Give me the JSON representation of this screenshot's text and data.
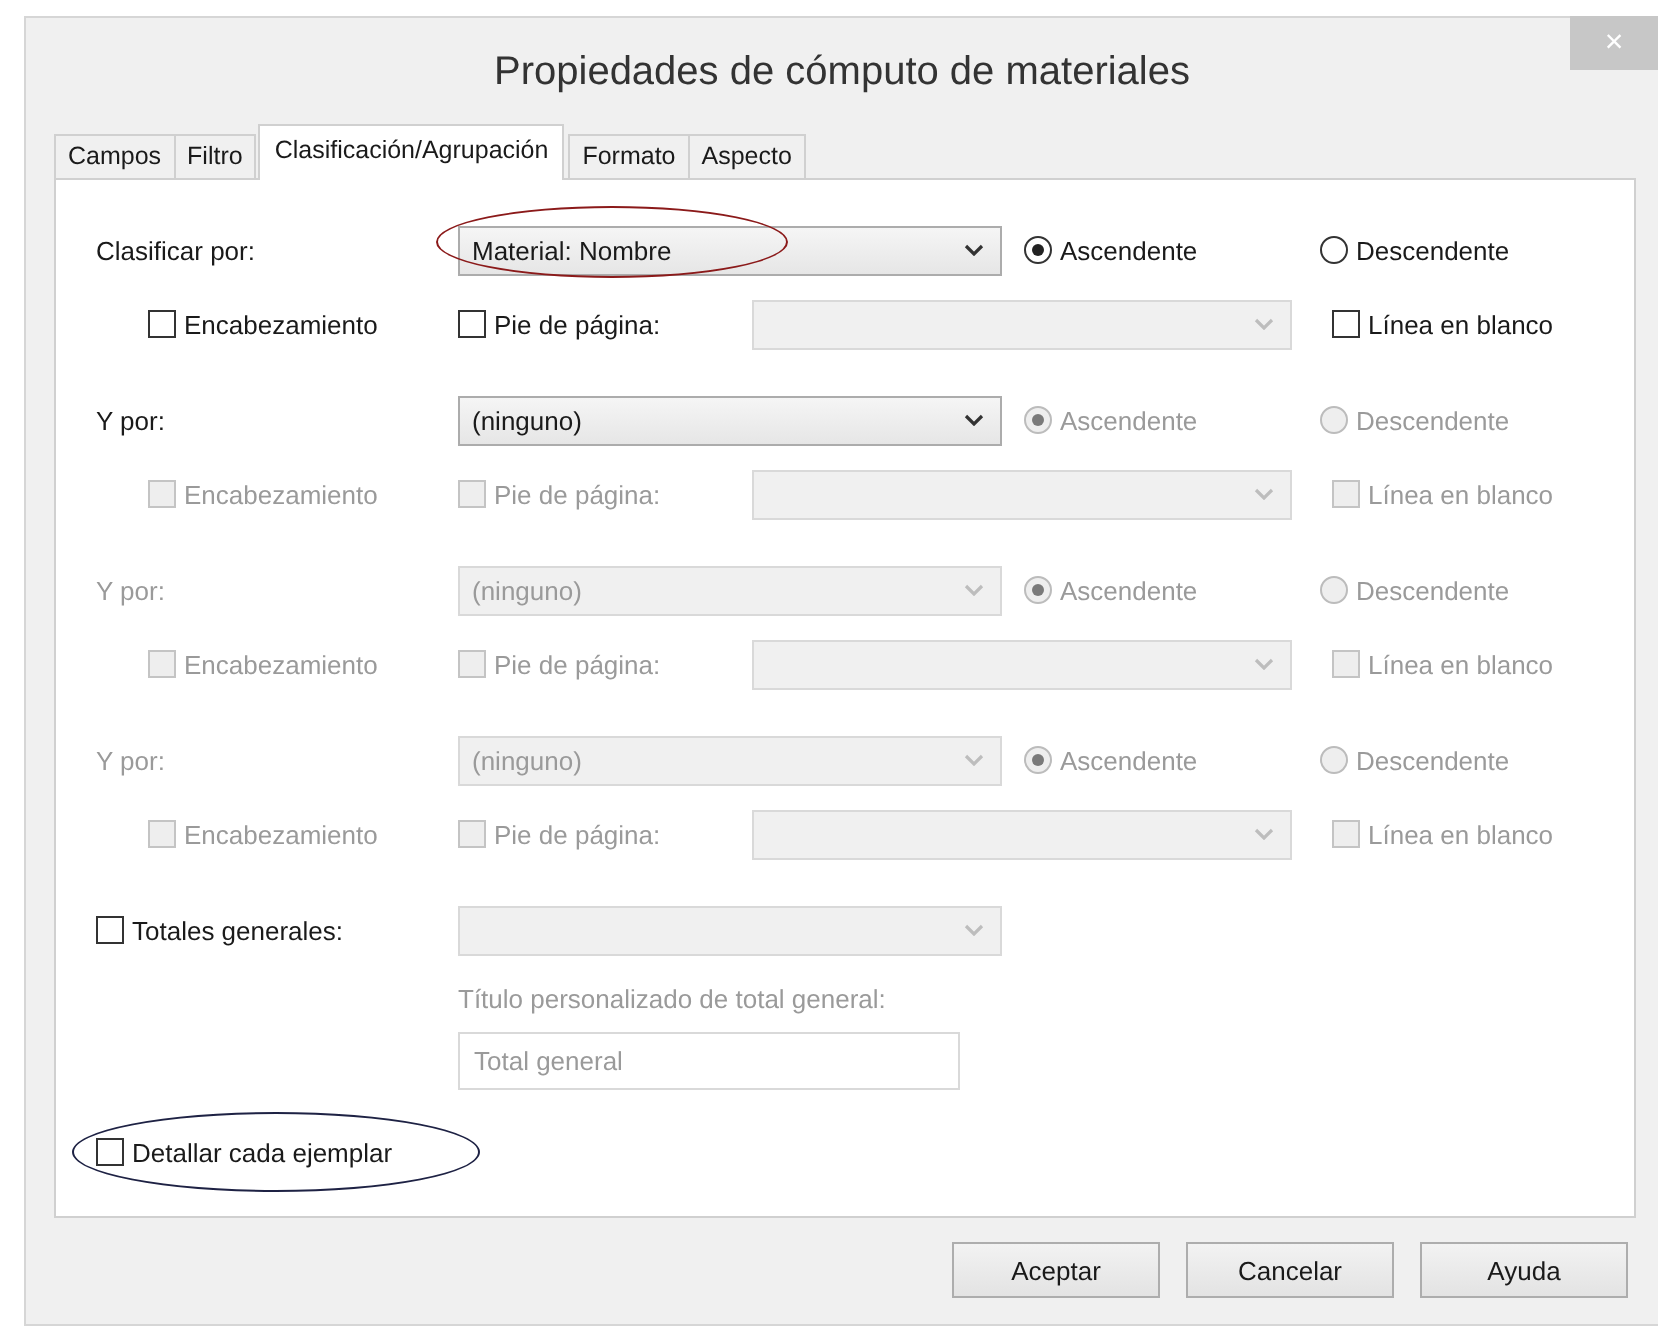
{
  "window": {
    "title": "Propiedades de cómputo de materiales",
    "close": "×"
  },
  "tabs": [
    {
      "label": "Campos",
      "selected": false
    },
    {
      "label": "Filtro",
      "selected": false
    },
    {
      "label": "Clasificación/Agrupación",
      "selected": true
    },
    {
      "label": "Formato",
      "selected": false
    },
    {
      "label": "Aspecto",
      "selected": false
    }
  ],
  "sort_levels": [
    {
      "label": {
        "text": "Clasificar por:",
        "disabled": false
      },
      "field": {
        "value": "Material: Nombre",
        "disabled": false
      },
      "order": [
        {
          "label": "Ascendente",
          "selected": true,
          "disabled": false
        },
        {
          "label": "Descendente",
          "selected": false,
          "disabled": false
        }
      ],
      "options": [
        {
          "label": "Encabezamiento",
          "checked": false,
          "disabled": false
        },
        {
          "label": "Pie de página:",
          "checked": false,
          "disabled": false
        },
        {
          "label": "Línea en blanco",
          "checked": false,
          "disabled": false
        }
      ],
      "footer_field": {
        "disabled": true
      }
    },
    {
      "label": {
        "text": "Y por:",
        "disabled": false
      },
      "field": {
        "value": "(ninguno)",
        "disabled": false
      },
      "order": [
        {
          "label": "Ascendente",
          "selected": true,
          "disabled": true
        },
        {
          "label": "Descendente",
          "selected": false,
          "disabled": true
        }
      ],
      "options": [
        {
          "label": "Encabezamiento",
          "checked": false,
          "disabled": true
        },
        {
          "label": "Pie de página:",
          "checked": false,
          "disabled": true
        },
        {
          "label": "Línea en blanco",
          "checked": false,
          "disabled": true
        }
      ],
      "footer_field": {
        "disabled": true
      }
    },
    {
      "label": {
        "text": "Y por:",
        "disabled": true
      },
      "field": {
        "value": "(ninguno)",
        "disabled": true
      },
      "order": [
        {
          "label": "Ascendente",
          "selected": true,
          "disabled": true
        },
        {
          "label": "Descendente",
          "selected": false,
          "disabled": true
        }
      ],
      "options": [
        {
          "label": "Encabezamiento",
          "checked": false,
          "disabled": true
        },
        {
          "label": "Pie de página:",
          "checked": false,
          "disabled": true
        },
        {
          "label": "Línea en blanco",
          "checked": false,
          "disabled": true
        }
      ],
      "footer_field": {
        "disabled": true
      }
    },
    {
      "label": {
        "text": "Y por:",
        "disabled": true
      },
      "field": {
        "value": "(ninguno)",
        "disabled": true
      },
      "order": [
        {
          "label": "Ascendente",
          "selected": true,
          "disabled": true
        },
        {
          "label": "Descendente",
          "selected": false,
          "disabled": true
        }
      ],
      "options": [
        {
          "label": "Encabezamiento",
          "checked": false,
          "disabled": true
        },
        {
          "label": "Pie de página:",
          "checked": false,
          "disabled": true
        },
        {
          "label": "Línea en blanco",
          "checked": false,
          "disabled": true
        }
      ],
      "footer_field": {
        "disabled": true
      }
    }
  ],
  "grand_totals": {
    "label": "Totales generales:",
    "checked": false,
    "disabled": false,
    "field": {
      "disabled": true
    },
    "title_label": {
      "text": "Título personalizado de total general:",
      "disabled": true
    },
    "title_field": {
      "value": "Total general",
      "disabled": true
    }
  },
  "itemize": {
    "label": "Detallar cada ejemplar",
    "checked": false,
    "disabled": false
  },
  "buttons": [
    "Aceptar",
    "Cancelar",
    "Ayuda"
  ]
}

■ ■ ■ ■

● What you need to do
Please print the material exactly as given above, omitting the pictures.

● Output below
Give me the JSON representation of this screenshot's text and data.
{
  "window": {
    "title": "Propiedades de cómputo de materiales",
    "close": "×"
  },
  "tabs": [
    {
      "label": "Campos",
      "selected": false
    },
    {
      "label": "Filtro",
      "selected": false
    },
    {
      "label": "Clasificación/Agrupación",
      "selected": true
    },
    {
      "label": "Formato",
      "selected": false
    },
    {
      "label": "Aspecto",
      "selected": false
    }
  ],
  "sort_levels": [
    {
      "label": {
        "text": "Clasificar por:",
        "disabled": false
      },
      "field": {
        "value": "Material: Nombre",
        "disabled": false
      },
      "order": [
        {
          "label": "Ascendente",
          "selected": true,
          "disabled": false
        },
        {
          "label": "Descendente",
          "selected": false,
          "disabled": false
        }
      ],
      "options": [
        {
          "label": "Encabezamiento",
          "checked": false,
          "disabled": false
        },
        {
          "label": "Pie de página:",
          "checked": false,
          "disabled": false
        },
        {
          "label": "Línea en blanco",
          "checked": false,
          "disabled": false
        }
      ],
      "footer_field": {
        "disabled": true
      }
    },
    {
      "label": {
        "text": "Y por:",
        "disabled": false
      },
      "field": {
        "value": "(ninguno)",
        "disabled": false
      },
      "order": [
        {
          "label": "Ascendente",
          "selected": true,
          "disabled": true
        },
        {
          "label": "Descendente",
          "selected": false,
          "disabled": true
        }
      ],
      "options": [
        {
          "label": "Encabezamiento",
          "checked": false,
          "disabled": true
        },
        {
          "label": "Pie de página:",
          "checked": false,
          "disabled": true
        },
        {
          "label": "Línea en blanco",
          "checked": false,
          "disabled": true
        }
      ],
      "footer_field": {
        "disabled": true
      }
    },
    {
      "label": {
        "text": "Y por:",
        "disabled": true
      },
      "field": {
        "value": "(ninguno)",
        "disabled": true
      },
      "order": [
        {
          "label": "Ascendente",
          "selected": true,
          "disabled": true
        },
        {
          "label": "Descendente",
          "selected": false,
          "disabled": true
        }
      ],
      "options": [
        {
          "label": "Encabezamiento",
          "checked": false,
          "disabled": true
        },
        {
          "label": "Pie de página:",
          "checked": false,
          "disabled": true
        },
        {
          "label": "Línea en blanco",
          "checked": false,
          "disabled": true
        }
      ],
      "footer_field": {
        "disabled": true
      }
    },
    {
      "label": {
        "text": "Y por:",
        "disabled": true
      },
      "field": {
        "value": "(ninguno)",
        "disabled": true
      },
      "order": [
        {
          "label": "Ascendente",
          "selected": true,
          "disabled": true
        },
        {
          "label": "Descendente",
          "selected": false,
          "disabled": true
        }
      ],
      "options": [
        {
          "label": "Encabezamiento",
          "checked": false,
          "disabled": true
        },
        {
          "label": "Pie de página:",
          "checked": false,
          "disabled": true
        },
        {
          "label": "Línea en blanco",
          "checked": false,
          "disabled": true
        }
      ],
      "footer_field": {
        "disabled": true
      }
    }
  ],
  "grand_totals": {
    "label": "Totales generales:",
    "checked": false,
    "disabled": false,
    "field": {
      "disabled": true
    },
    "title_label": {
      "text": "Título personalizado de total general:",
      "disabled": true
    },
    "title_field": {
      "value": "Total general",
      "disabled": true
    }
  },
  "itemize": {
    "label": "Detallar cada ejemplar",
    "checked": false,
    "disabled": false
  },
  "buttons": [
    "Aceptar",
    "Cancelar",
    "Ayuda"
  ]
}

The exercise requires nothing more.